**The data**
───
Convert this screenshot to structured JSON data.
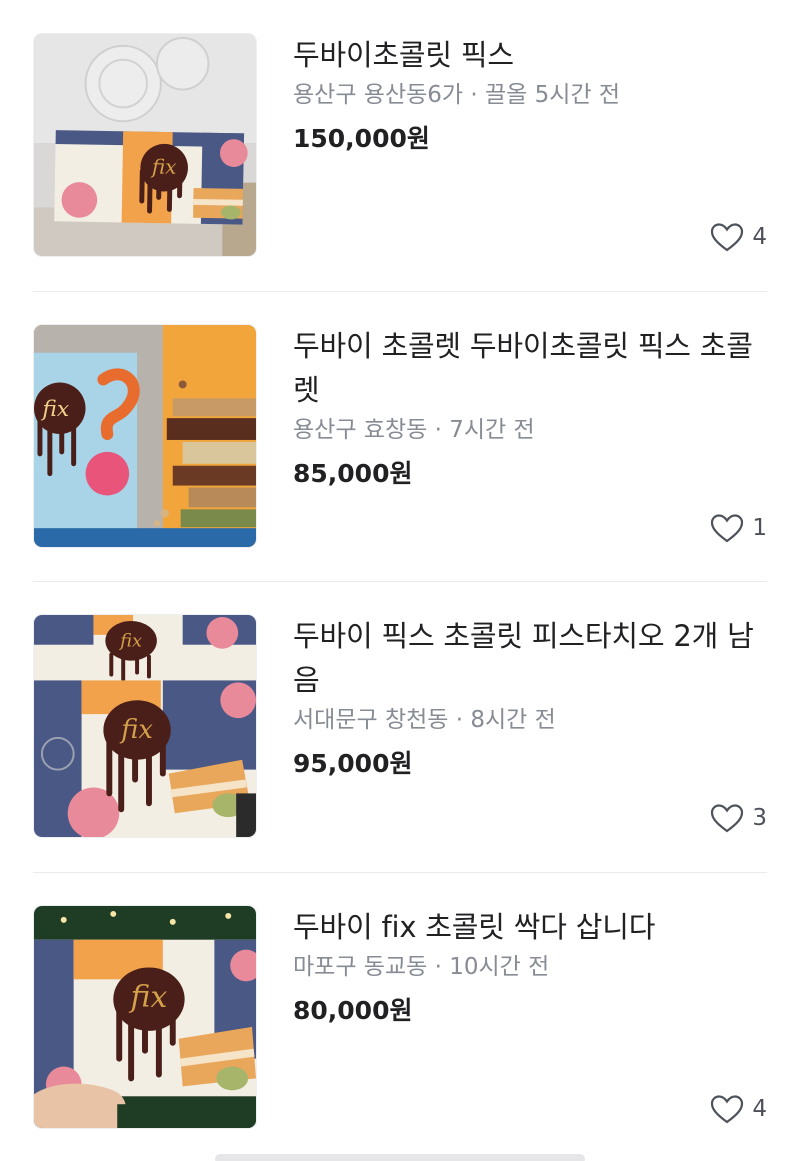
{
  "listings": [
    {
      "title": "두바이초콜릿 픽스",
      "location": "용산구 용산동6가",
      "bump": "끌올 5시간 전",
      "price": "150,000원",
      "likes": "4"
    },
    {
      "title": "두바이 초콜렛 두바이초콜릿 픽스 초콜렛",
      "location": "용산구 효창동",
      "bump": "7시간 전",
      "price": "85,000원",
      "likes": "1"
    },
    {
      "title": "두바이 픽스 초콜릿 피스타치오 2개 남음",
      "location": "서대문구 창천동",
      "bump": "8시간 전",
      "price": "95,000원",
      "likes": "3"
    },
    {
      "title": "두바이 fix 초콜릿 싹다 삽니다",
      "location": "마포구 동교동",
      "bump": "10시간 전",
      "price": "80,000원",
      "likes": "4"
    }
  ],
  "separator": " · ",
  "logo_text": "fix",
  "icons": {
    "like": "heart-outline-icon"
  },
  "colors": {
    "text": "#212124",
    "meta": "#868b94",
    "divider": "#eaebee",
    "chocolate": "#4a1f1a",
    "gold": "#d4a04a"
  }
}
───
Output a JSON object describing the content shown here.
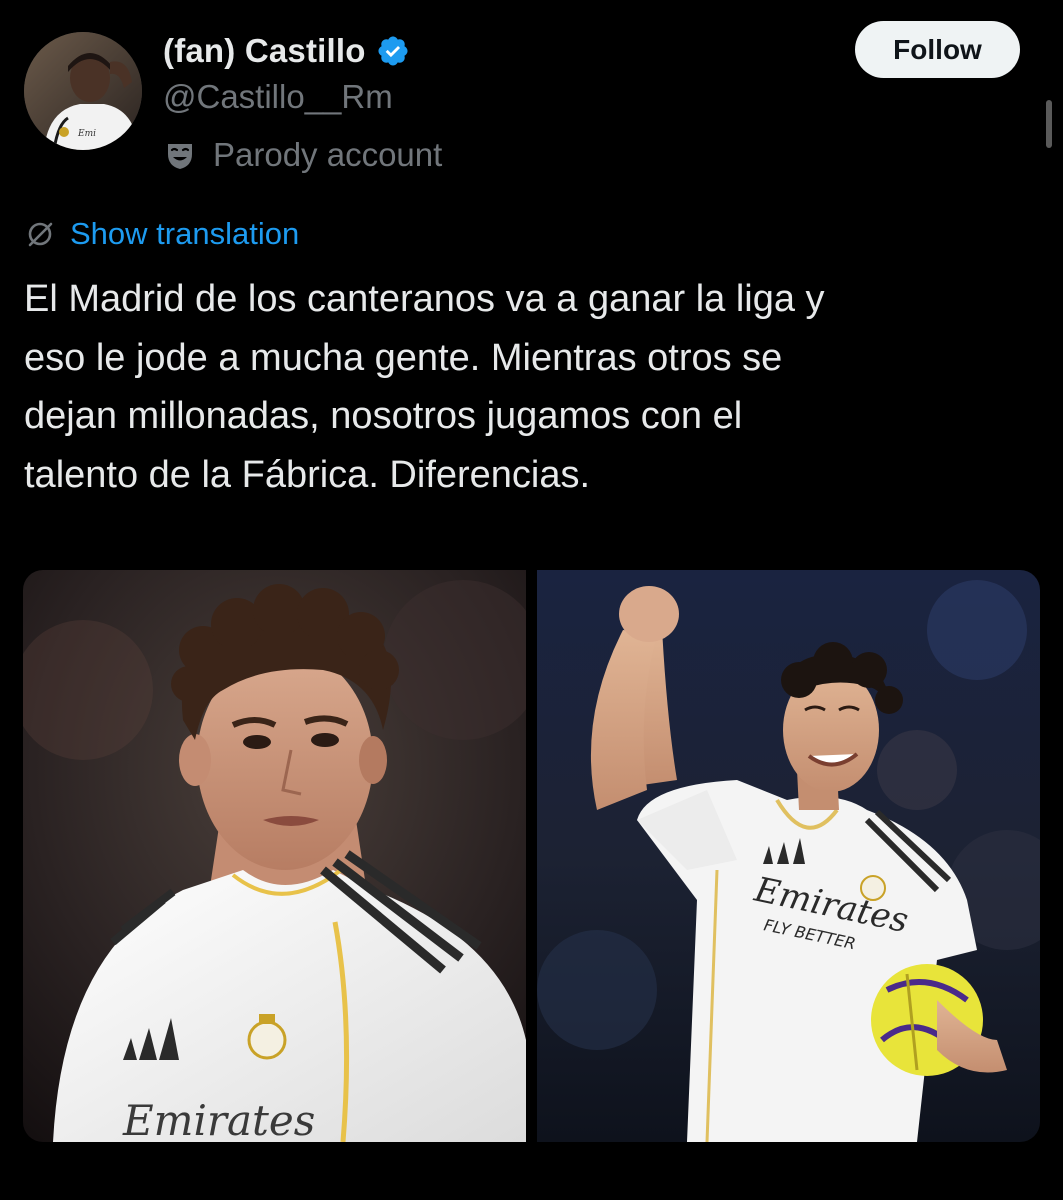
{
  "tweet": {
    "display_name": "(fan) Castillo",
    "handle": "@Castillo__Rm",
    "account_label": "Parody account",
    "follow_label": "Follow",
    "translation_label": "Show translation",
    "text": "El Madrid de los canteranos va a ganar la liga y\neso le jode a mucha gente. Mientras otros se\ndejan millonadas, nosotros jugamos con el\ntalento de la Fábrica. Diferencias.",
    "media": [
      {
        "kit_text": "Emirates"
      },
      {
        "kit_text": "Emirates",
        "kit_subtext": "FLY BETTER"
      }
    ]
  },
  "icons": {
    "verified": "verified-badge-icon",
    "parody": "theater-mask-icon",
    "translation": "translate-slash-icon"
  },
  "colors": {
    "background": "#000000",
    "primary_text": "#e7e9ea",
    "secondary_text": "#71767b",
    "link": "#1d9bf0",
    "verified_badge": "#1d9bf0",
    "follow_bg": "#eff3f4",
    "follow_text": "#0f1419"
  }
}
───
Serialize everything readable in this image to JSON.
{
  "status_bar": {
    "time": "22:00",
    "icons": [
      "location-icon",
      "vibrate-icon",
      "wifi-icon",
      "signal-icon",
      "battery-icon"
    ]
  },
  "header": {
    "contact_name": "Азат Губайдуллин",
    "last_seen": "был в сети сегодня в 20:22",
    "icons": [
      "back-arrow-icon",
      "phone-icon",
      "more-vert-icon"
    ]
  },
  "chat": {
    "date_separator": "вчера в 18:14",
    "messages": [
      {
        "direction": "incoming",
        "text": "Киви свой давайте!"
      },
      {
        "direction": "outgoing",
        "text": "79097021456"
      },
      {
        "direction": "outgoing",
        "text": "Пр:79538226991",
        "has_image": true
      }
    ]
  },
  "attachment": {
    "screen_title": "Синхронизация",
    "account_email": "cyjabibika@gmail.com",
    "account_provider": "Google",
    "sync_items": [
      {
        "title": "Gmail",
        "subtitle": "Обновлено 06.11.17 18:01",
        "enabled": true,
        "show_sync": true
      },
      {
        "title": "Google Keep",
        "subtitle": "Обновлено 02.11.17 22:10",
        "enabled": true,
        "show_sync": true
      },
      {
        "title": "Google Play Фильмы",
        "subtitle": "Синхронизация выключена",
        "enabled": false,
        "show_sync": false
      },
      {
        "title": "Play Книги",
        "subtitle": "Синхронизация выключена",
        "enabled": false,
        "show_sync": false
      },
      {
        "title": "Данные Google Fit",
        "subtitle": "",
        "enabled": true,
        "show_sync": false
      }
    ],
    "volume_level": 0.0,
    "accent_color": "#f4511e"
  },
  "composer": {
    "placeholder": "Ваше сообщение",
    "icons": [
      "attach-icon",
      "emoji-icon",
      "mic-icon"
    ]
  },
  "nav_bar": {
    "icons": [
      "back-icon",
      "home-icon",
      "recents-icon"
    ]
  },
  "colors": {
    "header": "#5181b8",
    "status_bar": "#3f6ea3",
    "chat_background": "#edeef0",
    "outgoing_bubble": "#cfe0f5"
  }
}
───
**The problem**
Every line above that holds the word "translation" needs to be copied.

**Answer to the problem**
    "translation_label": "Show translation",
    "translation": "translate-slash-icon"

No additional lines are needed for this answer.